It was in the summer of 1608 that the group of Polish glass makers who were in London, England establishing a glass making industry, set sail on the Mary and Margaret for their journey to America. Until that time, England imported the majority of its glassware from Poland. In early 1608, the Virginia Company of London decided that they would establish a glass making industry in America which could sell its products to England and other countries. Since the glass makers from Poland were successful in setting up a new glass making industry in London, they were commissioned to establish a new industry in America.
On October 1, 1608, the Mary and Margaret landed at Jamestown, Virginia and the Polish settlers first set foot on American soil. This group of industrious Polish workers contributed greatly to the establishment of the new settlement as they were not only experts in manufacturing glass, but also pitch, tar, and other products necessary for the success of the new colonies. Upon their arrival, the Polish settlers built a furnace and began manufacturing glass products. It was the glass products they produced which established the first factory in America and the first made-in-America products that were exported to Europe.

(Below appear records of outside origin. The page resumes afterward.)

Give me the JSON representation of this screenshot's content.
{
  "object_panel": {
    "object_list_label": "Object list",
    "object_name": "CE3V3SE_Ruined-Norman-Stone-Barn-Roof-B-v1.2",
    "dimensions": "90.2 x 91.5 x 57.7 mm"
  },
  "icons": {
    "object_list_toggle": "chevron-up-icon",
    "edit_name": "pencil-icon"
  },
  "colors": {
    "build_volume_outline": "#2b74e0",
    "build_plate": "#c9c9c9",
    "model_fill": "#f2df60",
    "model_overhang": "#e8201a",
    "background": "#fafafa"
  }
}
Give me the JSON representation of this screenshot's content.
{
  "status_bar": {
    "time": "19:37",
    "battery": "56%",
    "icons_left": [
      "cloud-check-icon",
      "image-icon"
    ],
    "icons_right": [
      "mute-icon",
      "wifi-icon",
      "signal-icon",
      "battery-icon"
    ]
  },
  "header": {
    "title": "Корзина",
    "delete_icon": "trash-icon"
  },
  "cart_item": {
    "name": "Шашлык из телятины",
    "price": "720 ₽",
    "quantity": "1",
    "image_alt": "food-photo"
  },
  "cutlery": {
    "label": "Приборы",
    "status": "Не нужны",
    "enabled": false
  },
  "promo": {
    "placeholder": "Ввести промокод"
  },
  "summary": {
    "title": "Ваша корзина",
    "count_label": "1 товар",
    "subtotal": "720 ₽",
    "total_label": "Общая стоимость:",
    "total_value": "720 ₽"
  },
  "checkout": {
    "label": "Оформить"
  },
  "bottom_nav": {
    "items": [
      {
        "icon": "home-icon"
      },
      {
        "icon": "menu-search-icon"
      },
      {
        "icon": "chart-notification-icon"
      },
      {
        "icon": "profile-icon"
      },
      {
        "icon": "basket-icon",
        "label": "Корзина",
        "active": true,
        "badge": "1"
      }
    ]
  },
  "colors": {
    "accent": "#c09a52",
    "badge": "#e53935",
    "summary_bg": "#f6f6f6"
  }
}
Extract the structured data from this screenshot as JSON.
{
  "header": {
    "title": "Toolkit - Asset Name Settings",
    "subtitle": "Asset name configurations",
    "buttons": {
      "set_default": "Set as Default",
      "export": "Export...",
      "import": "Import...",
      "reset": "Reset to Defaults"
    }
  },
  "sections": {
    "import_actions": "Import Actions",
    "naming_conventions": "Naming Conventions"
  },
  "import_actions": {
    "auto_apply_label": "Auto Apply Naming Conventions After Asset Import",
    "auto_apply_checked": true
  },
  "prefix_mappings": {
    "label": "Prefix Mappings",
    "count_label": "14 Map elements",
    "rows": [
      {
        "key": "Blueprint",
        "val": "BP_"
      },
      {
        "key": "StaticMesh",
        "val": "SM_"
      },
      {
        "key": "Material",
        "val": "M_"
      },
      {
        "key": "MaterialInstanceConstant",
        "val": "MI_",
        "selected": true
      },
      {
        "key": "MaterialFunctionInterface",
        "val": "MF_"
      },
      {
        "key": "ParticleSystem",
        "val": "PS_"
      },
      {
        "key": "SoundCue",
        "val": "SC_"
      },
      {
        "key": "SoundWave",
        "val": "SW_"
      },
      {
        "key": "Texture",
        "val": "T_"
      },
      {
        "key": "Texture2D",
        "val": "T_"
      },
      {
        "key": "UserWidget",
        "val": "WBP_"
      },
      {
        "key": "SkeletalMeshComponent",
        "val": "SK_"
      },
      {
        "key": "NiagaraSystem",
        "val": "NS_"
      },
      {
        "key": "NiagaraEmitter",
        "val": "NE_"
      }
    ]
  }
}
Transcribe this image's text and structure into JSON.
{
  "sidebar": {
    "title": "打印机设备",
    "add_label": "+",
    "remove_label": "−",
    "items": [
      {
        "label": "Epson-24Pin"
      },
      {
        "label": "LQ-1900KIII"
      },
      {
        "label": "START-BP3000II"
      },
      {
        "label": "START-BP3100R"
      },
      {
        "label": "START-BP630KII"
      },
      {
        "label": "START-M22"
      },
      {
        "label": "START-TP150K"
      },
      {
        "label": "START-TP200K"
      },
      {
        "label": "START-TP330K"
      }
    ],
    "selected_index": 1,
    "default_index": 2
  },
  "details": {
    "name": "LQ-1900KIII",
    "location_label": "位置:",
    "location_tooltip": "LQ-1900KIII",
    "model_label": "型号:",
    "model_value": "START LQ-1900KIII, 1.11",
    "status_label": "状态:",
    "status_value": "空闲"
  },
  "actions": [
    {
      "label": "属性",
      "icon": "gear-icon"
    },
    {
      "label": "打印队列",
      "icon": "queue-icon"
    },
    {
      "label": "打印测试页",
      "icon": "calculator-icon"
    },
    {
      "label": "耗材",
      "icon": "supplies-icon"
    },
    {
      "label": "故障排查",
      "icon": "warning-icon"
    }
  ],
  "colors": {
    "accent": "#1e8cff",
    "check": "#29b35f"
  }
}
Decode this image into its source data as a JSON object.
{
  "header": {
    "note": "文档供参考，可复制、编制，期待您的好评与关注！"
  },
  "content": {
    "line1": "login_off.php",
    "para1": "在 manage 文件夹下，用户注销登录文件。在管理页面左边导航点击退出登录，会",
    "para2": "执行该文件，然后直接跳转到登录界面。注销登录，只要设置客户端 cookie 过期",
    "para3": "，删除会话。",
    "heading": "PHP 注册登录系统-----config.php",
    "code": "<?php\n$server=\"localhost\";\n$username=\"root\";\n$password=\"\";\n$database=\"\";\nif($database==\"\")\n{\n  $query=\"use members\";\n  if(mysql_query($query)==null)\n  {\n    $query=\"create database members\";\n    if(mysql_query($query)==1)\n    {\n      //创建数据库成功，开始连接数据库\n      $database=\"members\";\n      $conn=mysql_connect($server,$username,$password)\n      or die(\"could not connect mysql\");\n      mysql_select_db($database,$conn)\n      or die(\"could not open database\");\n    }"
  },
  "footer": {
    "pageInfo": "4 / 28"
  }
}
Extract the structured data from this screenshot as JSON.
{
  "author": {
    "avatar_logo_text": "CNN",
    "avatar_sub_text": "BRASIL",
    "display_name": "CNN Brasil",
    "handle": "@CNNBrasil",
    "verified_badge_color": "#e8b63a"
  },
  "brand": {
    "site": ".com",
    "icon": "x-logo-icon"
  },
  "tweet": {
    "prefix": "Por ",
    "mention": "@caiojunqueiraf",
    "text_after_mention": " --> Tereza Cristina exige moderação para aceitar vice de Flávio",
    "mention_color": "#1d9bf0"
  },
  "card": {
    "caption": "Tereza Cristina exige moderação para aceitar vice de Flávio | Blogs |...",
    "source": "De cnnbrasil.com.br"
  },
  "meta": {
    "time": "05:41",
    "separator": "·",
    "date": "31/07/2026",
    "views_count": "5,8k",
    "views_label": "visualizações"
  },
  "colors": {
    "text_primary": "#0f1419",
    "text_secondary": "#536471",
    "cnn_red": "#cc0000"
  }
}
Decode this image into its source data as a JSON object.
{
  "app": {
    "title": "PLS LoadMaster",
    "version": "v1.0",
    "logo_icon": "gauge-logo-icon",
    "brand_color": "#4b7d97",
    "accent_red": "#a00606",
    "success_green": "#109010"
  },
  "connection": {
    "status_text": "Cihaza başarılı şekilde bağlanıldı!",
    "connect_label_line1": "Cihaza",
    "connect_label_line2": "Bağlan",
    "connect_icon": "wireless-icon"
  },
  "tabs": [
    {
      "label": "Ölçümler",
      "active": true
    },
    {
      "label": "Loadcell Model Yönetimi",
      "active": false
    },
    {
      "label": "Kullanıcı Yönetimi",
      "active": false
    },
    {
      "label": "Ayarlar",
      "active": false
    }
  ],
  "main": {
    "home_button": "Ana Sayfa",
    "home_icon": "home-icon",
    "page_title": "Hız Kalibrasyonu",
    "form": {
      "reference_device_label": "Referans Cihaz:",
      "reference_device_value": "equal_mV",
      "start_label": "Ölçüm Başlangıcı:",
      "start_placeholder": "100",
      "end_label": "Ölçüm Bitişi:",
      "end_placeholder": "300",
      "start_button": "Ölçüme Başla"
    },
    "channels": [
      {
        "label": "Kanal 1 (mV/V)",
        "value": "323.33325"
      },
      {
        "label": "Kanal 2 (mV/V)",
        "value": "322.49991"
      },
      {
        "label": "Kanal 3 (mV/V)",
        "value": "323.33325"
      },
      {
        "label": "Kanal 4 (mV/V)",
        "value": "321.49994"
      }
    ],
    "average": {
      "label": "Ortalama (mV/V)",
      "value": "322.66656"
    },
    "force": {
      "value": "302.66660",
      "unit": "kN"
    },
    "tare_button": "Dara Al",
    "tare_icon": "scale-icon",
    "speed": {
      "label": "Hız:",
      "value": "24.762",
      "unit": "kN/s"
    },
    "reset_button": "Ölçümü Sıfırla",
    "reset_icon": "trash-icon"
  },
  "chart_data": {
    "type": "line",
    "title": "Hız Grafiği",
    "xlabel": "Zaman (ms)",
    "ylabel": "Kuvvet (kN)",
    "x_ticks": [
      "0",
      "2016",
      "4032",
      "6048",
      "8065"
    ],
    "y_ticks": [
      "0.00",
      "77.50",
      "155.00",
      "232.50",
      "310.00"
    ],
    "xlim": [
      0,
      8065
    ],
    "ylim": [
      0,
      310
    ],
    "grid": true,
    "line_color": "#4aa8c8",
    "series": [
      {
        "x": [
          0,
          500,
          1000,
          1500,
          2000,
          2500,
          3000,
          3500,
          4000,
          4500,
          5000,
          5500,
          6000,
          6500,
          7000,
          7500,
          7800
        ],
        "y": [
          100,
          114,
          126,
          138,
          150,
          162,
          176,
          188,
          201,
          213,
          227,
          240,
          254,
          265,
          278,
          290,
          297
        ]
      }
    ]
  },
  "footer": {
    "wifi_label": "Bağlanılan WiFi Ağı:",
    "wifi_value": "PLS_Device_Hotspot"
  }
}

The Polish settlers were also the first to demand civil rights in the new land. When the first Virginia Assembly met on July 30, 1619, without the participation of the Polish settlers in the new representative government, the Polish workers reacted angrily. To protest this injustice, the Polish settlers organized the first labor walk-out. The assembly quickly realized that the Polish settlers were crucial to the settlement's survival and granted them the same voting privileges as enjoyed by the English.